◆ **WORK INSTRUCTIONS**
Return all lines from the entries below in which the word "Atlassian" is present.
GIVEN ENTRIES Start Marker
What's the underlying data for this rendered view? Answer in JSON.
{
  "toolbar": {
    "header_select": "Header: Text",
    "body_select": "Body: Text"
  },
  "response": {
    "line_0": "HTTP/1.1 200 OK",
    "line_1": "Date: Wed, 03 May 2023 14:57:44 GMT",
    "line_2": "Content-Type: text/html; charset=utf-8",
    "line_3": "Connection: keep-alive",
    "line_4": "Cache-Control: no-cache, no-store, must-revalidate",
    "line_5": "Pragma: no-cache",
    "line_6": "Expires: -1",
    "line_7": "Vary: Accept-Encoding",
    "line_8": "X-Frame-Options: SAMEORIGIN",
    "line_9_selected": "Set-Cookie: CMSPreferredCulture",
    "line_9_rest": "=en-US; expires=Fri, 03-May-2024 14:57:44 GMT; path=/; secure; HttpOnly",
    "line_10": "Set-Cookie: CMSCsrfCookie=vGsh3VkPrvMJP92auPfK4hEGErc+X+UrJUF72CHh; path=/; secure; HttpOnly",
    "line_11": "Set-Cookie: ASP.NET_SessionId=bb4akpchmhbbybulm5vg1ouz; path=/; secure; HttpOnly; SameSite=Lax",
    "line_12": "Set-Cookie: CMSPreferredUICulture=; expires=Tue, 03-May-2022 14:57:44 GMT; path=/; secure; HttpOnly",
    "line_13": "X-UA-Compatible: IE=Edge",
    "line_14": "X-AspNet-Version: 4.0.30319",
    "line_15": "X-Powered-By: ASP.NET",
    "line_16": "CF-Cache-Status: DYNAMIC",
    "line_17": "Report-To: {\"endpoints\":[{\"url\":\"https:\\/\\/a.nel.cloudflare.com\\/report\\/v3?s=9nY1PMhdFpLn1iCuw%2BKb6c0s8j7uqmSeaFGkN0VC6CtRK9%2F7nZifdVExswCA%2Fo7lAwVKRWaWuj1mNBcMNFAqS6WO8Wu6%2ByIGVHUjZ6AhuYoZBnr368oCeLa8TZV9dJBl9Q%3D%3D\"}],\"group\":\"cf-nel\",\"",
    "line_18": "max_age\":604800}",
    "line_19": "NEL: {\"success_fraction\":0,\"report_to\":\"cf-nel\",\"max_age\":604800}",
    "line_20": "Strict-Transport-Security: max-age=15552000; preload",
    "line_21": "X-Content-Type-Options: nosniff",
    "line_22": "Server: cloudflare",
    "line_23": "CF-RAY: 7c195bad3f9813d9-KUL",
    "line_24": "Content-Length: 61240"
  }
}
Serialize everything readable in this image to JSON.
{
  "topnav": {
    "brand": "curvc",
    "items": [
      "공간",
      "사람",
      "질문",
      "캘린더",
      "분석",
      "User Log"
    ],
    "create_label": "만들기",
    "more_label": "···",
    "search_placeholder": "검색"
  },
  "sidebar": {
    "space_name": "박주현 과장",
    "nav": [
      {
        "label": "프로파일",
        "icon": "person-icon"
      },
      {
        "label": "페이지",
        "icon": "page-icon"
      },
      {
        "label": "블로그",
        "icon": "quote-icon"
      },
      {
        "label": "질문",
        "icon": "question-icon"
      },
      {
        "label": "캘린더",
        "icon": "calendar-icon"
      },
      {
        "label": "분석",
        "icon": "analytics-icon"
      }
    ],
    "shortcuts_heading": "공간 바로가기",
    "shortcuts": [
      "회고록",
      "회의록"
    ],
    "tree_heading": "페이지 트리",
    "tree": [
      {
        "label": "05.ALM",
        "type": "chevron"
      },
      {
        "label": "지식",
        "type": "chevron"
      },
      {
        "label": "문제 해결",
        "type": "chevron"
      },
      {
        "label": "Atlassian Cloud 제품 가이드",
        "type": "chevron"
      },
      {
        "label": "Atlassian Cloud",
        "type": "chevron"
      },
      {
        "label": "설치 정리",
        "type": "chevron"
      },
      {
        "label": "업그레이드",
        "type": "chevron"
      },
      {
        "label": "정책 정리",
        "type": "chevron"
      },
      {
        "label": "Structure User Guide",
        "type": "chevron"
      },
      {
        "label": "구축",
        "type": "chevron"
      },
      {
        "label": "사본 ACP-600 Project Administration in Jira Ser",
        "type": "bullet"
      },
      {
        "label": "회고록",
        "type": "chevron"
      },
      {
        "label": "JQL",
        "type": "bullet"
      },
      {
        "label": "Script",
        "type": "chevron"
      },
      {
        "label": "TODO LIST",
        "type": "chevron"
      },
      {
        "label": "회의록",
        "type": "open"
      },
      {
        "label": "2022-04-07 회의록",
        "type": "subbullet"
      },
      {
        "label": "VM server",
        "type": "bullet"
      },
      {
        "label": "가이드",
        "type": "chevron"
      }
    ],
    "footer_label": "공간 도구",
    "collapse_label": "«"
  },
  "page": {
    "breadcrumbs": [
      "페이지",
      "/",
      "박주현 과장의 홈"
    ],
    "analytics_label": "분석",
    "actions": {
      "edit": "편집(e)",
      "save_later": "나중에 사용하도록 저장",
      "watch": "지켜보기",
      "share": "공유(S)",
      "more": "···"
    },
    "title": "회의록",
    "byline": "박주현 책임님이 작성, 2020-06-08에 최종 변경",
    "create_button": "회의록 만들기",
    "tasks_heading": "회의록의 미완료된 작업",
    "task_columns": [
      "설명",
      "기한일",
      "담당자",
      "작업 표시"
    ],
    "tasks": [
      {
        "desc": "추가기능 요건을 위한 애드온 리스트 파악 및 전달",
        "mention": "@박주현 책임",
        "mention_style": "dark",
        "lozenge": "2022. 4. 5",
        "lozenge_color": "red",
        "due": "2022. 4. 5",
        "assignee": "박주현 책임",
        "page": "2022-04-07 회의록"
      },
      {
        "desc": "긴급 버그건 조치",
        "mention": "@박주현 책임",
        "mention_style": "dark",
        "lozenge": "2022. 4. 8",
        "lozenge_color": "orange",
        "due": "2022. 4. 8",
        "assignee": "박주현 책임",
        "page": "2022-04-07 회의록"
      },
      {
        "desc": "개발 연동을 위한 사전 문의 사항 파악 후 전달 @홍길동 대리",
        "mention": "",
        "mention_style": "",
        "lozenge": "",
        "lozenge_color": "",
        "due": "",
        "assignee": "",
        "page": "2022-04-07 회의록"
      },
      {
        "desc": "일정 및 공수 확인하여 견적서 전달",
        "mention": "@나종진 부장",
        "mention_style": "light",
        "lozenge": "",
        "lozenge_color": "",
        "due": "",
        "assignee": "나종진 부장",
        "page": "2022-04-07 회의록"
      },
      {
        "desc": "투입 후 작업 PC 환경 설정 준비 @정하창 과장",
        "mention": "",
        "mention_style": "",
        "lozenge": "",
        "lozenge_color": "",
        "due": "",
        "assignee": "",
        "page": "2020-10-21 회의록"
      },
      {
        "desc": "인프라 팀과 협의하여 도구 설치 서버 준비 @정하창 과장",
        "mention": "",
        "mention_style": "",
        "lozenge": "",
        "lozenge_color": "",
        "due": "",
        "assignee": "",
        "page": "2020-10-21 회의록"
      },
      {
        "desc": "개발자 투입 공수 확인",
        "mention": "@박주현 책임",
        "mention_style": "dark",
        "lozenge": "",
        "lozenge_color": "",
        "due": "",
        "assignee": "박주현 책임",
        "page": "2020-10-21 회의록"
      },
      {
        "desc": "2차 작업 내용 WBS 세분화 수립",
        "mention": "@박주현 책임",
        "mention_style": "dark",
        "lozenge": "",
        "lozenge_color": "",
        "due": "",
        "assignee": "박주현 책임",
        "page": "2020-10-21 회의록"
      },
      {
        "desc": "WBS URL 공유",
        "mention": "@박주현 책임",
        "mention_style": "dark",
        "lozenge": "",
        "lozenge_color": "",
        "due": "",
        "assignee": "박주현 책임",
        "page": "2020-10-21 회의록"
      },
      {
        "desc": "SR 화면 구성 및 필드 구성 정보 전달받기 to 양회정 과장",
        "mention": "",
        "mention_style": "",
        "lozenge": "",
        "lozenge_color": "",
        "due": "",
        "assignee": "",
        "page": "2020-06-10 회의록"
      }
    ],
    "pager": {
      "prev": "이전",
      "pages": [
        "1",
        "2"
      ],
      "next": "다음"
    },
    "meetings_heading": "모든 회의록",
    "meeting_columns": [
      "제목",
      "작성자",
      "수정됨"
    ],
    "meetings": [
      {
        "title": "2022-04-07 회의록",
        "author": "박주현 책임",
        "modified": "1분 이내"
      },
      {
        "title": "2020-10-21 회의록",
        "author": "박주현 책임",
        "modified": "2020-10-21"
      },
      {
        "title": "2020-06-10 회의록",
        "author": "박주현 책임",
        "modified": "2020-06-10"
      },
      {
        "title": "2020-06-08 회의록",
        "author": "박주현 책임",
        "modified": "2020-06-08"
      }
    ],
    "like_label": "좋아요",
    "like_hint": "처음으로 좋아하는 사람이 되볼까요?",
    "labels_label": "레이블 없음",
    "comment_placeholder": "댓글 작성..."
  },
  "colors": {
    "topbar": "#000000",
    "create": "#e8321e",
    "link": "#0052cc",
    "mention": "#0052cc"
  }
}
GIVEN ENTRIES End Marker
◆ **COMPLETED TASK**
        "label": "Atlassian Cloud 제품 가이드",
        "label": "Atlassian Cloud",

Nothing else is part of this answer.